== Directions for this task ==
Reproduce the entire listing below verbatim.

Supplied records Start Marker

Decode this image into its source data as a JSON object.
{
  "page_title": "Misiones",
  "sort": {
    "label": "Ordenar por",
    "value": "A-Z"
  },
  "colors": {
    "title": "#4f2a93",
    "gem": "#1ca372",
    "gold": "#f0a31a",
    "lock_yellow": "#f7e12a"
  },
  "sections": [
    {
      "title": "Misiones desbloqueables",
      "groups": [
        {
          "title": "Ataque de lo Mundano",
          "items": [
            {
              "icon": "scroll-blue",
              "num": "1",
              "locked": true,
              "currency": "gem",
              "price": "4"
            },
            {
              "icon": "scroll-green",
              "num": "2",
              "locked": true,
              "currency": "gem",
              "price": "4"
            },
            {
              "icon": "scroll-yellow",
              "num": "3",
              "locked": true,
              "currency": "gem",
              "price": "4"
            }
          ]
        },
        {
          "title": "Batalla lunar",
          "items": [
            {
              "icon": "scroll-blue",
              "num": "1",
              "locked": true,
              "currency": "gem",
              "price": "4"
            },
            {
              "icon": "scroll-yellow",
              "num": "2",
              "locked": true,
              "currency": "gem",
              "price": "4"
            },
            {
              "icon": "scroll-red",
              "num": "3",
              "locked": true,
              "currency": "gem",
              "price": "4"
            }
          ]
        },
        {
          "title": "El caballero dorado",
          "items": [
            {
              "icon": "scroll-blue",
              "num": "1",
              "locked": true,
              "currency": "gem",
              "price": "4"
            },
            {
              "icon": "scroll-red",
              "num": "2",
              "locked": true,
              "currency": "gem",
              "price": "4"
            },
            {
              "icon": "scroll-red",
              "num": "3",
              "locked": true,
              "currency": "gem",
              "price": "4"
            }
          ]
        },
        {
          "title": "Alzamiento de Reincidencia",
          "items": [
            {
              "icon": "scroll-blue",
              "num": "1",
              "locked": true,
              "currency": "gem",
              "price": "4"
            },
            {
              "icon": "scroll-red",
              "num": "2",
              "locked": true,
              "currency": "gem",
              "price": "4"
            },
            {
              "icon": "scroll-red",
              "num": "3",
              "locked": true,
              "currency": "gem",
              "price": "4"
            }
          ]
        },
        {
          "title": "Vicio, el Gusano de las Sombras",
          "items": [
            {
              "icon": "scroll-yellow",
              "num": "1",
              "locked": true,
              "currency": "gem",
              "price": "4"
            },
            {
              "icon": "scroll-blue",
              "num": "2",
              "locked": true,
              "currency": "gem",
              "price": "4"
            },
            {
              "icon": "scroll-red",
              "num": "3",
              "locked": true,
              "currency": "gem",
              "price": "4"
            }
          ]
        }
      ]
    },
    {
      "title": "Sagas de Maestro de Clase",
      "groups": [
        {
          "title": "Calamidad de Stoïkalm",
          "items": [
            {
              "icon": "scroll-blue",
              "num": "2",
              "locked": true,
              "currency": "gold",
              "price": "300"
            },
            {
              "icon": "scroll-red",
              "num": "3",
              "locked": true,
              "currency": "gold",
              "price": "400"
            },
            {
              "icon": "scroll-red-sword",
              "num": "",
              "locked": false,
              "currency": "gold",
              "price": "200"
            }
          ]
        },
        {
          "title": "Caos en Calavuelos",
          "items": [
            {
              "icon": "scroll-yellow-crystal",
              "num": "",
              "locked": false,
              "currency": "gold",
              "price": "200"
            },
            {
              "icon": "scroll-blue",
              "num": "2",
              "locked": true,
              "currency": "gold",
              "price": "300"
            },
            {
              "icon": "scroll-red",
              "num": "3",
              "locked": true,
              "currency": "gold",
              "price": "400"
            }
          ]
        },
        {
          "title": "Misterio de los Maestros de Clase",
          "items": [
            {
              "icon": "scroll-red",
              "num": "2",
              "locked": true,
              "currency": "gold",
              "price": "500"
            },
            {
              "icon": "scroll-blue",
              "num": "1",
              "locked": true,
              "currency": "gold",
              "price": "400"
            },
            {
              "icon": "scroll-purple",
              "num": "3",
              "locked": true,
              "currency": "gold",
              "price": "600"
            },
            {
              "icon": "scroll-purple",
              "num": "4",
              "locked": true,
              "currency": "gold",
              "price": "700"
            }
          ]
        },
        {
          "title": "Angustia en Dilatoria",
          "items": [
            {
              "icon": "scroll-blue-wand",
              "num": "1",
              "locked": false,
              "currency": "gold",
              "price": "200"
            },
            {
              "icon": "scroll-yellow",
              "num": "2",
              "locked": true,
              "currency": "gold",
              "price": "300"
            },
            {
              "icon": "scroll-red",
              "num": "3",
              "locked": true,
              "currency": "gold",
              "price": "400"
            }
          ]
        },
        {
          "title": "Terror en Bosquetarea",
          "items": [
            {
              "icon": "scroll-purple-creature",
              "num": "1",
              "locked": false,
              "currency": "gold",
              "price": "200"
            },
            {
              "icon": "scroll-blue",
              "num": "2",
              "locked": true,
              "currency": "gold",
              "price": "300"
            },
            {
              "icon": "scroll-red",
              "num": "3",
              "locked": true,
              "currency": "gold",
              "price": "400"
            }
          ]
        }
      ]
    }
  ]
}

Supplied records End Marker

== Exercise solution ==
Decode this image into its source data as a JSON object.
{
  "page_title": "Misiones",
  "sort": {
    "label": "Ordenar por",
    "value": "A-Z"
  },
  "colors": {
    "title": "#4f2a93",
    "gem": "#1ca372",
    "gold": "#f0a31a",
    "lock_yellow": "#f7e12a"
  },
  "sections": [
    {
      "title": "Misiones desbloqueables",
      "groups": [
        {
          "title": "Ataque de lo Mundano",
          "items": [
            {
              "icon": "scroll-blue",
              "num": "1",
              "locked": true,
              "currency": "gem",
              "price": "4"
            },
            {
              "icon": "scroll-green",
              "num": "2",
              "locked": true,
              "currency": "gem",
              "price": "4"
            },
            {
              "icon": "scroll-yellow",
              "num": "3",
              "locked": true,
              "currency": "gem",
              "price": "4"
            }
          ]
        },
        {
          "title": "Batalla lunar",
          "items": [
            {
              "icon": "scroll-blue",
              "num": "1",
              "locked": true,
              "currency": "gem",
              "price": "4"
            },
            {
              "icon": "scroll-yellow",
              "num": "2",
              "locked": true,
              "currency": "gem",
              "price": "4"
            },
            {
              "icon": "scroll-red",
              "num": "3",
              "locked": true,
              "currency": "gem",
              "price": "4"
            }
          ]
        },
        {
          "title": "El caballero dorado",
          "items": [
            {
              "icon": "scroll-blue",
              "num": "1",
              "locked": true,
              "currency": "gem",
              "price": "4"
            },
            {
              "icon": "scroll-red",
              "num": "2",
              "locked": true,
              "currency": "gem",
              "price": "4"
            },
            {
              "icon": "scroll-red",
              "num": "3",
              "locked": true,
              "currency": "gem",
              "price": "4"
            }
          ]
        },
        {
          "title": "Alzamiento de Reincidencia",
          "items": [
            {
              "icon": "scroll-blue",
              "num": "1",
              "locked": true,
              "currency": "gem",
              "price": "4"
            },
            {
              "icon": "scroll-red",
              "num": "2",
              "locked": true,
              "currency": "gem",
              "price": "4"
            },
            {
              "icon": "scroll-red",
              "num": "3",
              "locked": true,
              "currency": "gem",
              "price": "4"
            }
          ]
        },
        {
          "title": "Vicio, el Gusano de las Sombras",
          "items": [
            {
              "icon": "scroll-yellow",
              "num": "1",
              "locked": true,
              "currency": "gem",
              "price": "4"
            },
            {
              "icon": "scroll-blue",
              "num": "2",
              "locked": true,
              "currency": "gem",
              "price": "4"
            },
            {
              "icon": "scroll-red",
              "num": "3",
              "locked": true,
              "currency": "gem",
              "price": "4"
            }
          ]
        }
      ]
    },
    {
      "title": "Sagas de Maestro de Clase",
      "groups": [
        {
          "title": "Calamidad de Stoïkalm",
          "items": [
            {
              "icon": "scroll-blue",
              "num": "2",
              "locked": true,
              "currency": "gold",
              "price": "300"
            },
            {
              "icon": "scroll-red",
              "num": "3",
              "locked": true,
              "currency": "gold",
              "price": "400"
            },
            {
              "icon": "scroll-red-sword",
              "num": "",
              "locked": false,
              "currency": "gold",
              "price": "200"
            }
          ]
        },
        {
          "title": "Caos en Calavuelos",
          "items": [
            {
              "icon": "scroll-yellow-crystal",
              "num": "",
              "locked": false,
              "currency": "gold",
              "price": "200"
            },
            {
              "icon": "scroll-blue",
              "num": "2",
              "locked": true,
              "currency": "gold",
              "price": "300"
            },
            {
              "icon": "scroll-red",
              "num": "3",
              "locked": true,
              "currency": "gold",
              "price": "400"
            }
          ]
        },
        {
          "title": "Misterio de los Maestros de Clase",
          "items": [
            {
              "icon": "scroll-red",
              "num": "2",
              "locked": true,
              "currency": "gold",
              "price": "500"
            },
            {
              "icon": "scroll-blue",
              "num": "1",
              "locked": true,
              "currency": "gold",
              "price": "400"
            },
            {
              "icon": "scroll-purple",
              "num": "3",
              "locked": true,
              "currency": "gold",
              "price": "600"
            },
            {
              "icon": "scroll-purple",
              "num": "4",
              "locked": true,
              "currency": "gold",
              "price": "700"
            }
          ]
        },
        {
          "title": "Angustia en Dilatoria",
          "items": [
            {
              "icon": "scroll-blue-wand",
              "num": "1",
              "locked": false,
              "currency": "gold",
              "price": "200"
            },
            {
              "icon": "scroll-yellow",
              "num": "2",
              "locked": true,
              "currency": "gold",
              "price": "300"
            },
            {
              "icon": "scroll-red",
              "num": "3",
              "locked": true,
              "currency": "gold",
              "price": "400"
            }
          ]
        },
        {
          "title": "Terror en Bosquetarea",
          "items": [
            {
              "icon": "scroll-purple-creature",
              "num": "1",
              "locked": false,
              "currency": "gold",
              "price": "200"
            },
            {
              "icon": "scroll-blue",
              "num": "2",
              "locked": true,
              "currency": "gold",
              "price": "300"
            },
            {
              "icon": "scroll-red",
              "num": "3",
              "locked": true,
              "currency": "gold",
              "price": "400"
            }
          ]
        }
      ]
    }
  ]
}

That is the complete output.